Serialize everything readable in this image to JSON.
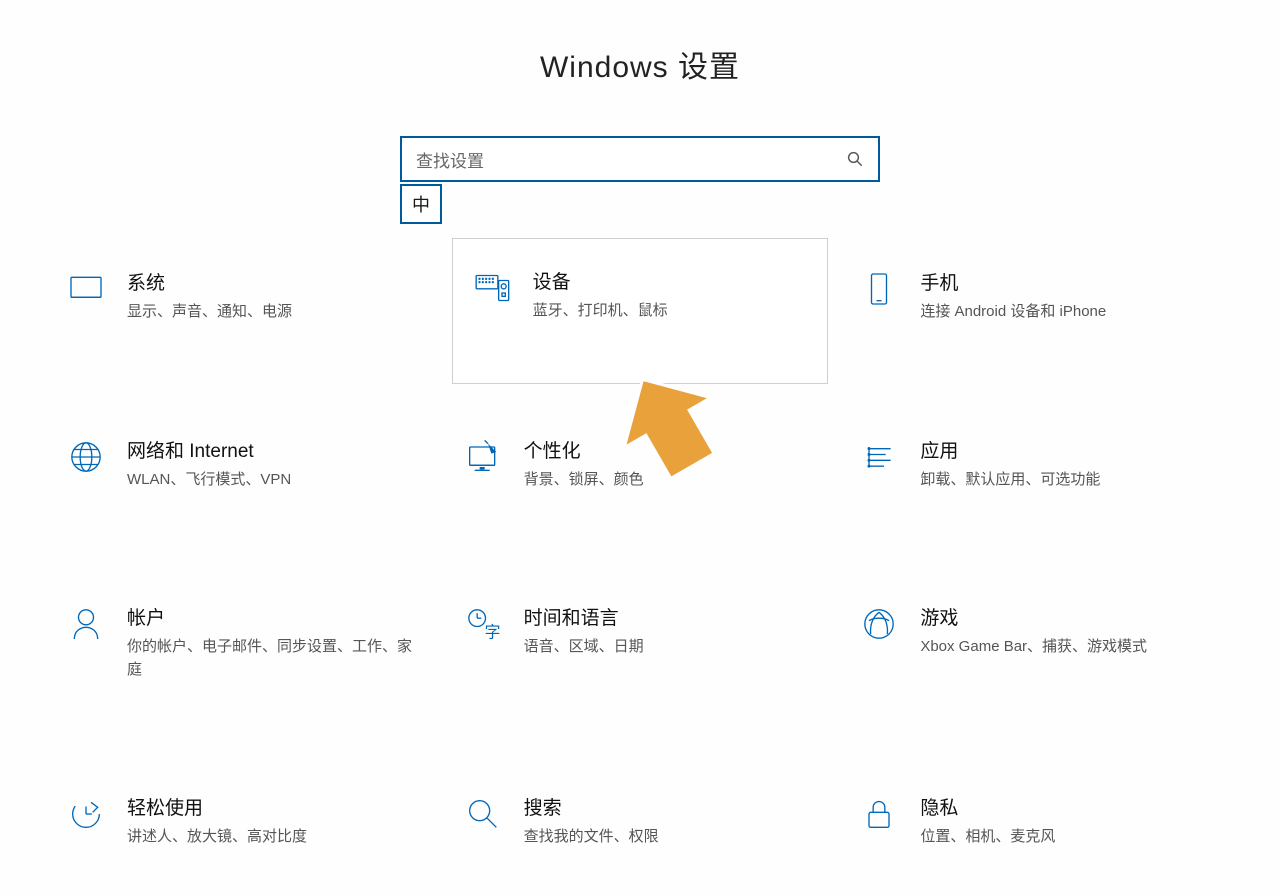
{
  "header": {
    "title": "Windows 设置"
  },
  "search": {
    "placeholder": "查找设置",
    "ime_badge": "中"
  },
  "categories": [
    {
      "key": "system",
      "title": "系统",
      "desc": "显示、声音、通知、电源"
    },
    {
      "key": "devices",
      "title": "设备",
      "desc": "蓝牙、打印机、鼠标"
    },
    {
      "key": "phone",
      "title": "手机",
      "desc": "连接 Android 设备和 iPhone"
    },
    {
      "key": "network",
      "title": "网络和 Internet",
      "desc": "WLAN、飞行模式、VPN"
    },
    {
      "key": "personalization",
      "title": "个性化",
      "desc": "背景、锁屏、颜色"
    },
    {
      "key": "apps",
      "title": "应用",
      "desc": "卸载、默认应用、可选功能"
    },
    {
      "key": "accounts",
      "title": "帐户",
      "desc": "你的帐户、电子邮件、同步设置、工作、家庭"
    },
    {
      "key": "time",
      "title": "时间和语言",
      "desc": "语音、区域、日期"
    },
    {
      "key": "gaming",
      "title": "游戏",
      "desc": "Xbox Game Bar、捕获、游戏模式"
    },
    {
      "key": "ease",
      "title": "轻松使用",
      "desc": "讲述人、放大镜、高对比度"
    },
    {
      "key": "searchcat",
      "title": "搜索",
      "desc": "查找我的文件、权限"
    },
    {
      "key": "privacy",
      "title": "隐私",
      "desc": "位置、相机、麦克风"
    }
  ],
  "highlighted_key": "devices",
  "colors": {
    "accent": "#0067b8",
    "border_highlight": "#005a9e",
    "arrow": "#e9a13b"
  }
}
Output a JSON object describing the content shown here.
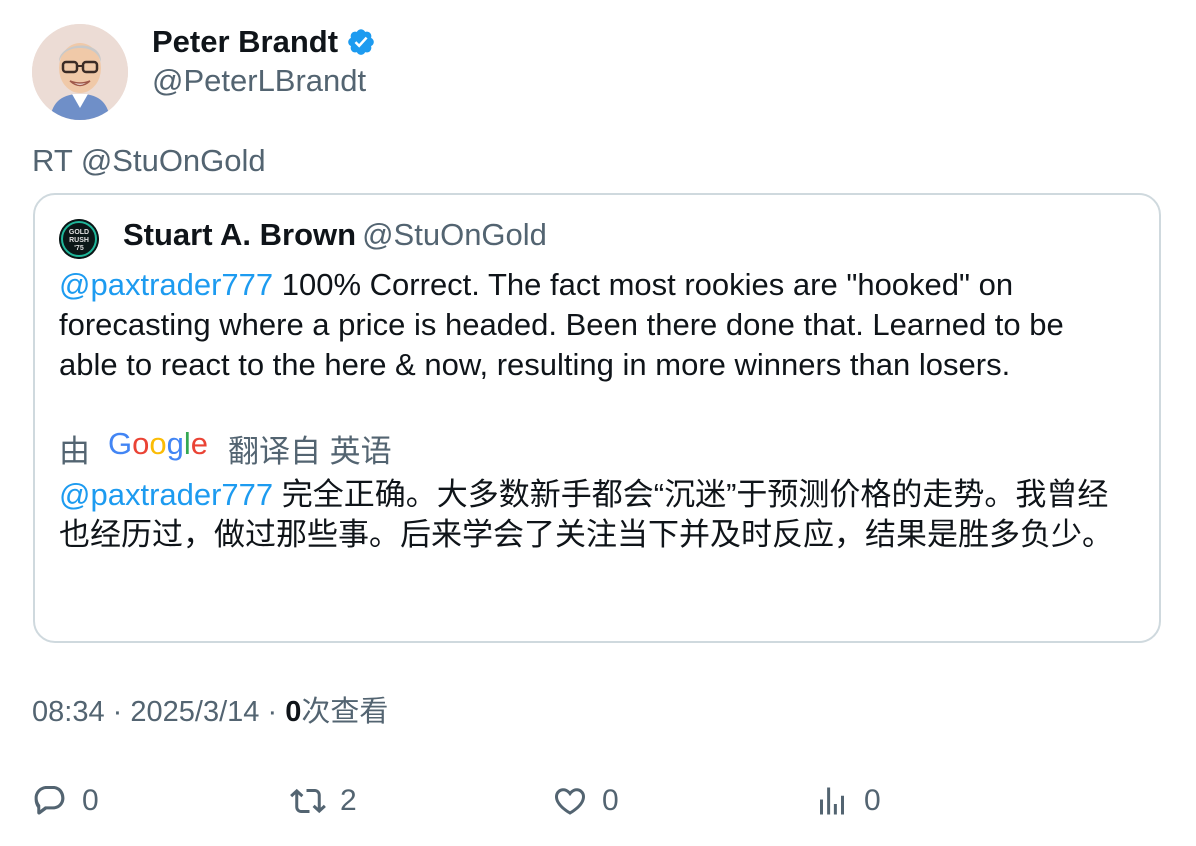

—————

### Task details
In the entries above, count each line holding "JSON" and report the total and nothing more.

### Response to this exercise
2